Women need 75 milligrams of vitamin C daily and men need 90 milligrams. The upper limit is 2000 milligrams daily. Strawberries, blueberries, oranges, kiwi, lemon, bell peppers, tomatoes, broccoli, cauliflower, cabbage, and Brussels sprouts all contain good amounts of vitamin C per serving.
Get your vitamin C fix with these recipe ideas including salads, fruit cups, grilled and roasted vegetables, dips, and more.
“Vitamin E acts as an antioxidant that helps prevent cell damage and promotes skin health,” says Vandana Sheth, RDN, CDCES, FAND, dietitian specializing in eating well for life.

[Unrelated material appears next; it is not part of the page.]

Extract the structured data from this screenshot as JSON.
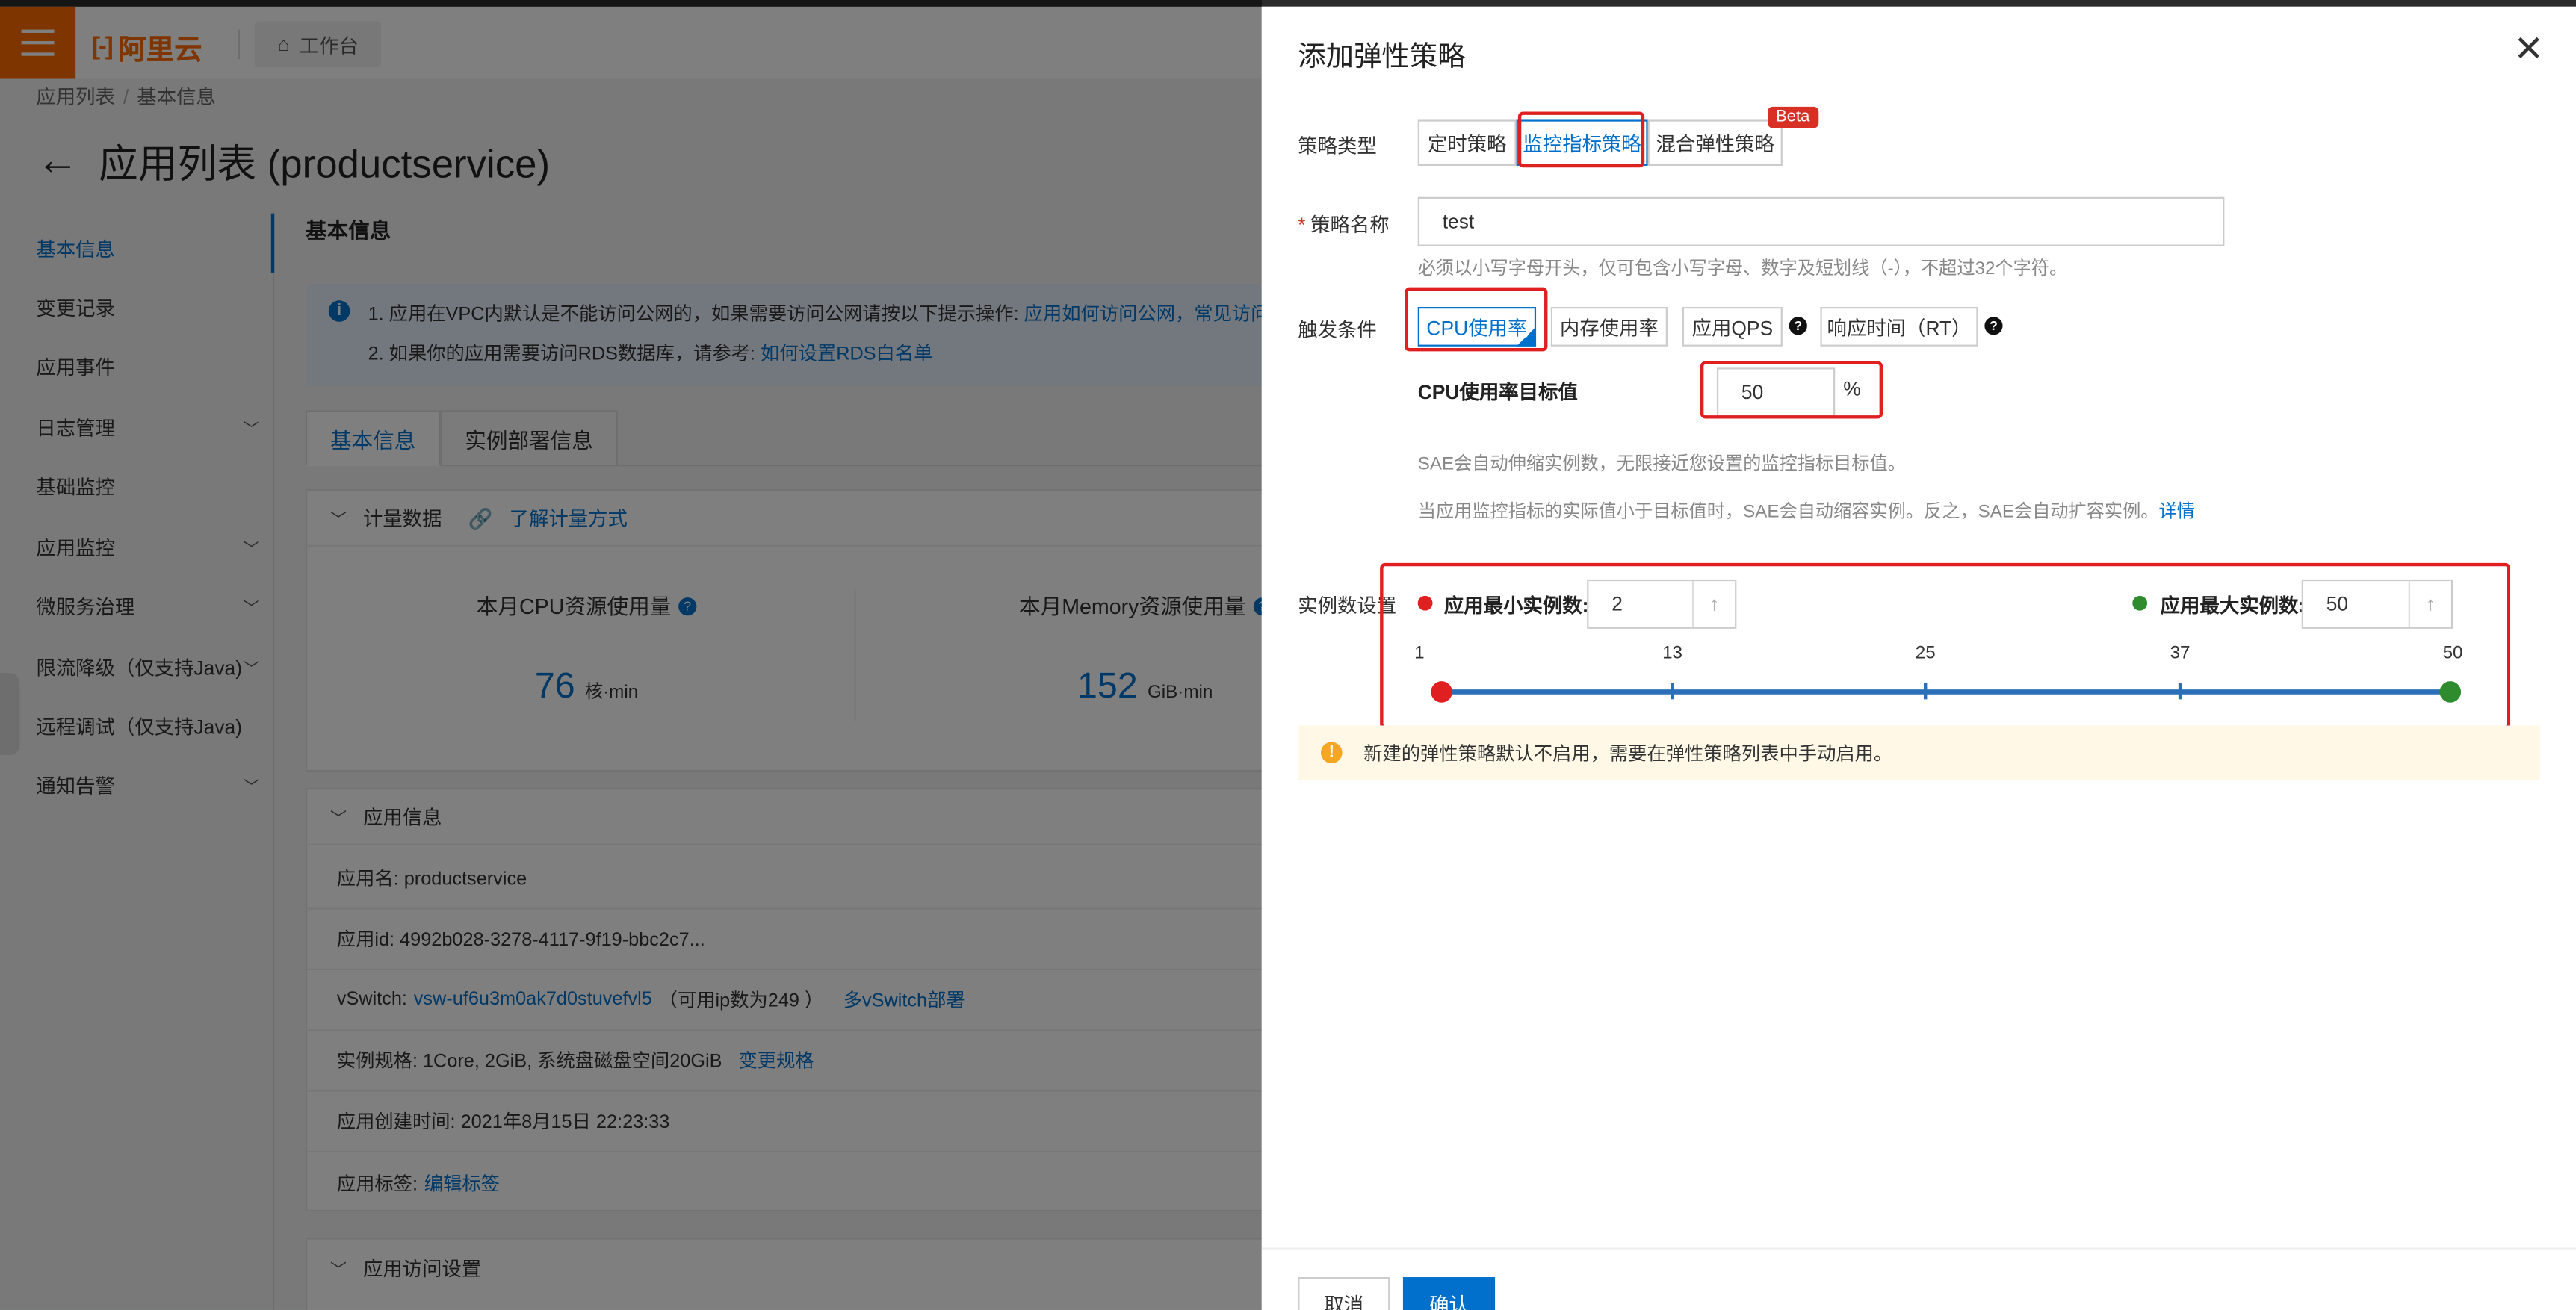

It’s high anti-inflammatory effects can reduce swelling and erythema, the reddening of the skin caused from inflammation. Many skin products include vitamin E in their formulas because of this.
Getting vitamin E through food is achievable. Both men and women need just 15 milligrams per day. Sheth shares, “Almonds and sunflower seeds are two foods that can help boost vitamin E in your diet. Enjoy them as a delicious snack in a trail mix. Toss them into a salad. Add them to a smoothie or use as almond butter or sunflower seed butter on your toast.” Make your own Smoky Sunflower Dip to enjoy with crunchy celery, carrots, and red bell peppers.
Zinc is very anti-inflammatory and can be beneficial for reducing inflammatory acne and scarring. Zinc is used in a lot of dermatology products to reduce redness and fight acne. It’s also used in the medical treatment of eczema, psoriasis, ulcers, wounds, and warts. One study even used zinc to reduce wrinkles in women. Besides being used in a topical manner, eating foods that are rich in this mineral will encourage healthy, glowing skin.
Women need 8 milligrams of zinc daily and men need 11 milligrams of zinc daily. Foods rich in zinc are pumpkin seeds, cashews, quinoa, lentils, oysters and turkey. One ounce of cashews has 1.64 milligrams of zinc. Three ounces of oysters has 14 milligrams of zinc.
Up your zinc intake by enjoying these Stuffed Poblano Chile Peppers with Corn, Quinoa and Pumpkin Seeds. Get decadent and learn how to easily Shuck Your Own Oysters at Home for a wonderfully entertaining meal.
Learn more about feeding your skin the nutrients it needs:
Featured recipe: Tamarind Roasted Chipotle Salmon